Why are you eating like that? Is that how a person should eat? Don't you like our food?


The boy tries to shut his grandmother up but she cannot be controlled. She mocks the girl, condemns her lack of manners.


The girl listens quietly, still sipping the gravy. She does not hear the words flying at her, only grasps their intent. She is thinking about her baby, the one she loved for exactly one month before she lost her forever. Now, all the love for her baby is coiled in the pit of her stomach and it has fangs and venom, and it is leaking into her blood, her bones. The mother is flapping weakly at the grandmother's words, but she fails to curb her.


You are one loose girl, just walking into our house like this, and not sitting properly, dressing properly. Have you no shame? Why did you corrupt my boy — are you after our money?


It's perhaps her silence that provokes the invective, because she can't think of any other reason. But she is consumed by her silence. This is because she is listening to her baby cry, and all the time, the poison is oozing inside her.    


She had had her pregnancy terminated a week back. The child's father — her lover (and how dramatic, how fantastic that word sounds) — was with her during the procedure. He claimed he wanted to be with her, but she knew that he just wanted to make sure she went through with it. She had not seen him since. He was a boy too, frightened, callow, like the boy sitting next to her now. Now all that is left was the baby's ghost, kicking her from inside.

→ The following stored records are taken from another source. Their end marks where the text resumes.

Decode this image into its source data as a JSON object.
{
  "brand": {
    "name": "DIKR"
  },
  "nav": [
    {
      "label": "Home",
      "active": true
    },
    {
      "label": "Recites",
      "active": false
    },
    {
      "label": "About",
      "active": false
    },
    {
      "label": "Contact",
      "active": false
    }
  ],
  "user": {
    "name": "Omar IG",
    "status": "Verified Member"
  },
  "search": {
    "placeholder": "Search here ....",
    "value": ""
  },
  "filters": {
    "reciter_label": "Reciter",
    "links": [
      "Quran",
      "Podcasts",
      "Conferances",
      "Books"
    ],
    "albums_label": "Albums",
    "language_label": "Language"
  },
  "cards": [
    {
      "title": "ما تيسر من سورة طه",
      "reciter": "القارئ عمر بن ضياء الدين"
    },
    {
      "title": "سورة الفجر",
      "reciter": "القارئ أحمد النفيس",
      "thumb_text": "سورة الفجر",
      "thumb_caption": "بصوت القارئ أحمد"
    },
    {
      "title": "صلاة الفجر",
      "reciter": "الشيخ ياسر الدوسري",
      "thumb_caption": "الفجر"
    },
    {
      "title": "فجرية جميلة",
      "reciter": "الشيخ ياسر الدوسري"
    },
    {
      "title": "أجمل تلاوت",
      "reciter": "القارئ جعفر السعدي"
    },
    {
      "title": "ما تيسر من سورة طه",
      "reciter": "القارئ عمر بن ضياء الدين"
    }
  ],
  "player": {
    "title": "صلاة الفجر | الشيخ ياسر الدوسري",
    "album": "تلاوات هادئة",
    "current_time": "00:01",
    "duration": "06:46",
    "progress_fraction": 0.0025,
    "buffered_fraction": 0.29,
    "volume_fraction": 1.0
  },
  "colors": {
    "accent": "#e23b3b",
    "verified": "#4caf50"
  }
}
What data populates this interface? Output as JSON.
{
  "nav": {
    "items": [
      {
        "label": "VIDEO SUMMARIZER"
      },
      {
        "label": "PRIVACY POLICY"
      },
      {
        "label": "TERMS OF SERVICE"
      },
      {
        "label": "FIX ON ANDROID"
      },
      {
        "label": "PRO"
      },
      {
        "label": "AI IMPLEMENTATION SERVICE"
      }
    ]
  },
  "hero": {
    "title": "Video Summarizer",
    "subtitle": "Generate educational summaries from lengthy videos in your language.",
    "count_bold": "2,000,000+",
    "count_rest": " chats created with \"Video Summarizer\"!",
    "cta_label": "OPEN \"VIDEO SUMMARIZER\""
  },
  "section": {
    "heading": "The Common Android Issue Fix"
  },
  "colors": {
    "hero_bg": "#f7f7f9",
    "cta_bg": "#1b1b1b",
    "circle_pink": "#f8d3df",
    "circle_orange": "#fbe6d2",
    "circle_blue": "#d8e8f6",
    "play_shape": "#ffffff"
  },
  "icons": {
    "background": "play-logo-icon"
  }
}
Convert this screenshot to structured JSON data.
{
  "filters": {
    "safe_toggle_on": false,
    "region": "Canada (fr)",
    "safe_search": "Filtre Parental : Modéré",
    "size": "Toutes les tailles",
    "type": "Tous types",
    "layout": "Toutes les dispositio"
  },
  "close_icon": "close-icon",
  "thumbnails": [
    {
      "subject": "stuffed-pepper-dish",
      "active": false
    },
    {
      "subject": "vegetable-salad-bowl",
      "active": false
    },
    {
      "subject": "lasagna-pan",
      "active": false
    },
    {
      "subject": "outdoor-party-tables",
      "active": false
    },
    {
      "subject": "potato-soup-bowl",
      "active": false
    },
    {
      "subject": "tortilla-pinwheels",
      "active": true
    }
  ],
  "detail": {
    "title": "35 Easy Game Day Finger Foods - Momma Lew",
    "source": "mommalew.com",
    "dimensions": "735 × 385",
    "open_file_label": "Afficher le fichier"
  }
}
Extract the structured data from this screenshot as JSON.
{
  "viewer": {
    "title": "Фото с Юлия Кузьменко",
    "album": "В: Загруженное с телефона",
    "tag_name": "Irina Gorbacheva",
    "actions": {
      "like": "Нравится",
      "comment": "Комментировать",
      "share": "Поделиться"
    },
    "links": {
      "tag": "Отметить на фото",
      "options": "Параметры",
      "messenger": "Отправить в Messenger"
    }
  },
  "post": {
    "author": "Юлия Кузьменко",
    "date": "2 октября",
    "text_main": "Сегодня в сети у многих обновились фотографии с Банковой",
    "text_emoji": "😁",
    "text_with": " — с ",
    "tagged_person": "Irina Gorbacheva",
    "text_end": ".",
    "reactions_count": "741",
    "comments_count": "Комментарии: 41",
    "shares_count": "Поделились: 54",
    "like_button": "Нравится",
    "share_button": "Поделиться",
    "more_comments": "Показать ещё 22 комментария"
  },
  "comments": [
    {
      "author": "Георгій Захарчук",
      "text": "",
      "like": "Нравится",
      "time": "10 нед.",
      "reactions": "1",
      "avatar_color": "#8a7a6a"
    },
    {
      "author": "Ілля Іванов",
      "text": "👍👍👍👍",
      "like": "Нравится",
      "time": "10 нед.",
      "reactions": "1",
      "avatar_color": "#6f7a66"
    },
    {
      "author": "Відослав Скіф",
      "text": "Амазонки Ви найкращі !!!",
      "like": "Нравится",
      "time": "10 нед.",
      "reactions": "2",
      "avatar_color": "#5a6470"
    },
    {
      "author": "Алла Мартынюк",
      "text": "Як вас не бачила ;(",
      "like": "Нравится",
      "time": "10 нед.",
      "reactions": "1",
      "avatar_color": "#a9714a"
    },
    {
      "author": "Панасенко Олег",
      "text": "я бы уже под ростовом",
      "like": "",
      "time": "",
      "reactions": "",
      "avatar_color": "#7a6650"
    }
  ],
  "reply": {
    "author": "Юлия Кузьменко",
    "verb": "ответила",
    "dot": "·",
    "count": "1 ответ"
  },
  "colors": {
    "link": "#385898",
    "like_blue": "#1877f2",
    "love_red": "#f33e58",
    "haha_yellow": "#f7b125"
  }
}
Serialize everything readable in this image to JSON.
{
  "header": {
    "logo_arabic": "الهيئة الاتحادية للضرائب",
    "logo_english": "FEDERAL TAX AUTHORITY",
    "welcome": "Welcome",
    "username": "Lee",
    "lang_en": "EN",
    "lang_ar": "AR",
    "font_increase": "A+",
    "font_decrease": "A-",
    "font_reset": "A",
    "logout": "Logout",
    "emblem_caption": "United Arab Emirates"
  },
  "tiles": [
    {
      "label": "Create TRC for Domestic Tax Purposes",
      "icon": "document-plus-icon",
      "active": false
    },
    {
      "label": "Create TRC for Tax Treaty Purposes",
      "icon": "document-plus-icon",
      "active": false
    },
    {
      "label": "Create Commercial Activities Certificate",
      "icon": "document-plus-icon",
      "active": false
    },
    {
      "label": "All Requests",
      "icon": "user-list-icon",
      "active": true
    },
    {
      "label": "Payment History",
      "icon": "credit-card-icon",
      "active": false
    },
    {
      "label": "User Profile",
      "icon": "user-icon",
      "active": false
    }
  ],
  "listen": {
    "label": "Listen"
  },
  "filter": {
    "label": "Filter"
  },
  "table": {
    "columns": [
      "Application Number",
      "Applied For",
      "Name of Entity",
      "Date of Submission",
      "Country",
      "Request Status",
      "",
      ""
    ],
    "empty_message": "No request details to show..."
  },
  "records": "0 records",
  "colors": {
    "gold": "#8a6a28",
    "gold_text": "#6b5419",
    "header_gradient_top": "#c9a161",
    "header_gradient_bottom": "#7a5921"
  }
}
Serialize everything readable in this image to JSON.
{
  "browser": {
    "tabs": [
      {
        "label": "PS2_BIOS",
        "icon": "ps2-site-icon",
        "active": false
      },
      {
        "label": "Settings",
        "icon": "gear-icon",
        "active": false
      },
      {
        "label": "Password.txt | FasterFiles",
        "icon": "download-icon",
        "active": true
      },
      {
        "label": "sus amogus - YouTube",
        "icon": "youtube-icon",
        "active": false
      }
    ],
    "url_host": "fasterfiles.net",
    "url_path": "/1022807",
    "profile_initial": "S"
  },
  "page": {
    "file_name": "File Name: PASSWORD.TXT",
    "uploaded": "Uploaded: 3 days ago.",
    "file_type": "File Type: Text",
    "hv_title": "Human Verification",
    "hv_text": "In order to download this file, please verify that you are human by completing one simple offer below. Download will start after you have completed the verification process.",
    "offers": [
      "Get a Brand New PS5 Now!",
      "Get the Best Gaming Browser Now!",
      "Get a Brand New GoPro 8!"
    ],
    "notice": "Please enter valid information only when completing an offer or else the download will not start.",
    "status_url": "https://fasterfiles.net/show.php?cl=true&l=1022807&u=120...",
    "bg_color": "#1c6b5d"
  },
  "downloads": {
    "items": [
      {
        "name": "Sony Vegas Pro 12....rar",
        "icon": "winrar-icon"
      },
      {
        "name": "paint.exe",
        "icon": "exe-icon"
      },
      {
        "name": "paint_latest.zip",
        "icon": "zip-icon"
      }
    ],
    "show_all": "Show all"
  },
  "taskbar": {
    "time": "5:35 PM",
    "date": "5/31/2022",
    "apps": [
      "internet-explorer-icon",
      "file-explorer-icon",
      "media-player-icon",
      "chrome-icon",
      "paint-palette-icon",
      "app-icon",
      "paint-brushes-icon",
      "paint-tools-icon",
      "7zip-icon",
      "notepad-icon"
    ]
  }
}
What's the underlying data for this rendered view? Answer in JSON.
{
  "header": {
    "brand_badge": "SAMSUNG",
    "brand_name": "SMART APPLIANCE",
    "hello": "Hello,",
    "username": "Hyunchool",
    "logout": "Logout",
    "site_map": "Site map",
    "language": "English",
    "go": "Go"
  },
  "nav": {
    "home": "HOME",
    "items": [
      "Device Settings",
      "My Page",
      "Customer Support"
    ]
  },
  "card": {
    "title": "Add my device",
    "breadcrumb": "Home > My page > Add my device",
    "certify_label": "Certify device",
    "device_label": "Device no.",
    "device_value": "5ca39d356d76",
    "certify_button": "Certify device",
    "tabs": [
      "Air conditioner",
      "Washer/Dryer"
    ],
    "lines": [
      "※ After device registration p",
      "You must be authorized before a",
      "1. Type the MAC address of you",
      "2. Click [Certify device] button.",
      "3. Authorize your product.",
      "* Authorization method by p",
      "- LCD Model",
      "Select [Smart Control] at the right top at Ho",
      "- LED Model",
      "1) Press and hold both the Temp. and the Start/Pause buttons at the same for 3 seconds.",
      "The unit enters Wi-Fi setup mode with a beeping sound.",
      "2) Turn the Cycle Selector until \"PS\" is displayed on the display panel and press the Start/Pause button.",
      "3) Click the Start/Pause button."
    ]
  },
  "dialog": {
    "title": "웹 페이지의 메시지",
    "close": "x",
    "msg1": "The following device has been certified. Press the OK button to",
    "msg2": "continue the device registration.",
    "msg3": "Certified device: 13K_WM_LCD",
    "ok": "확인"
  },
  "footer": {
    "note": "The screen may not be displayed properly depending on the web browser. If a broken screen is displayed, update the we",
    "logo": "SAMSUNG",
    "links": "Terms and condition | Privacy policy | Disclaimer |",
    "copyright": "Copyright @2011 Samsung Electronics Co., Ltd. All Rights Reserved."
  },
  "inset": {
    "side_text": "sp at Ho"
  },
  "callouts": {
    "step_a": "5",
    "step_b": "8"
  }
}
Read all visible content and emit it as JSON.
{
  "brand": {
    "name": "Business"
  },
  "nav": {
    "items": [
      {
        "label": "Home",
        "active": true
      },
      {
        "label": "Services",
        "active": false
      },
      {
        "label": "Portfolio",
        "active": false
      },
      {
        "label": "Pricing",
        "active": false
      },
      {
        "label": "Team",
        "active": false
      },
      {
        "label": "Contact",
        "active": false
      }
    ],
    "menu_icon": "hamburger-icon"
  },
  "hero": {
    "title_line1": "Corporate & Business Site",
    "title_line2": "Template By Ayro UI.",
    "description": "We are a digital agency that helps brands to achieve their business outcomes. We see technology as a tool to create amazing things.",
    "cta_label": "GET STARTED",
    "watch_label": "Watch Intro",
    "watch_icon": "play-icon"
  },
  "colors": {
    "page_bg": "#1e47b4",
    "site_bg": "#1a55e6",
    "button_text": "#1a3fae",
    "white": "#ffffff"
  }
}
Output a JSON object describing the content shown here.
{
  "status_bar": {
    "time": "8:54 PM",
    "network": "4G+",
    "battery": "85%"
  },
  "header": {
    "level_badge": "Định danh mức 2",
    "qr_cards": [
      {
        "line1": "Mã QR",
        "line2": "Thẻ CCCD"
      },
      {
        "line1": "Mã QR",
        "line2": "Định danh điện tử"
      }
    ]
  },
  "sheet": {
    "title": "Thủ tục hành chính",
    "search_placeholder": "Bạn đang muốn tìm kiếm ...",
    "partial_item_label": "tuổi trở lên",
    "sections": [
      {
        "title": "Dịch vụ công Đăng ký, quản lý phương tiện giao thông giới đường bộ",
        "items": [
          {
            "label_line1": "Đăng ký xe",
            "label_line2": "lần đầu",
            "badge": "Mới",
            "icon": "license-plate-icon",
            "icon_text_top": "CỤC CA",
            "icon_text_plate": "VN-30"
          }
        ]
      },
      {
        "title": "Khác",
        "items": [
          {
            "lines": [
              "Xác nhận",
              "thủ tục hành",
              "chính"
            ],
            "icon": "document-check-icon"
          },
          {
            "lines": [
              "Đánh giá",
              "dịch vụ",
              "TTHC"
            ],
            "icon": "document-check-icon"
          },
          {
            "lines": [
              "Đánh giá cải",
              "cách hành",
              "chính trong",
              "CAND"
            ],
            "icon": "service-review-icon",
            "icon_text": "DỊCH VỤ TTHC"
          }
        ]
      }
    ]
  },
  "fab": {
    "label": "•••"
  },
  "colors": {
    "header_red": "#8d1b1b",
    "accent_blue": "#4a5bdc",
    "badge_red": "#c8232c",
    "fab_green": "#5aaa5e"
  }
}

The words don't stop. There's a storm brewing around her but she does not respond. She looks at the corners of the rooms, the walls and the floor, and sees that they are all slightly misaligned. This is a badly built house, and it houses badly broken lives, she thinks. The boy had told her, with his eyes brimming, how his father had died when he was a child. She did not tell him then that a father's death is nothing compared to a child's death. And a child's death is nothing compared to a child's murder.


She lifts the plate that's in front of her and hurls it at the wall. The piece of chicken smashes against a picture on the wall — of the dead father. The plate breaks into many pieces. Somewhere outside, a dog barks. She gets up and goes back to her room, leaving behind a trail of spent anger, a smattering of unknowable misunderstanding.


When she is in her room, she opens her bag, fishes out a small case and pulls out the solitary cigarette inside it. She switches the lights off. She had bought this cigarette the morning of the day she'd found out she was pregnant. Since then, she had kept it sealed and protected, like she had kept her baby sealed and protected inside her. Now she can smoke it, and she does. She takes deep, wretched drags, the smoke escaping into the darkness around her. She pushes her finger at the curling smoke and writes her baby's name in it.


Tomorrow morning, she will go the lake nearby. It was the boy mentioning the lake near his house that had brought her here, that had been the vital hook. She had always loved water. She will go there and wade into it till the water reaches her neck. She'd wear a skirt so that the water can clean her. If she cried then, her tears will mix with the lake's water and her sad regret will dissolve in its depths.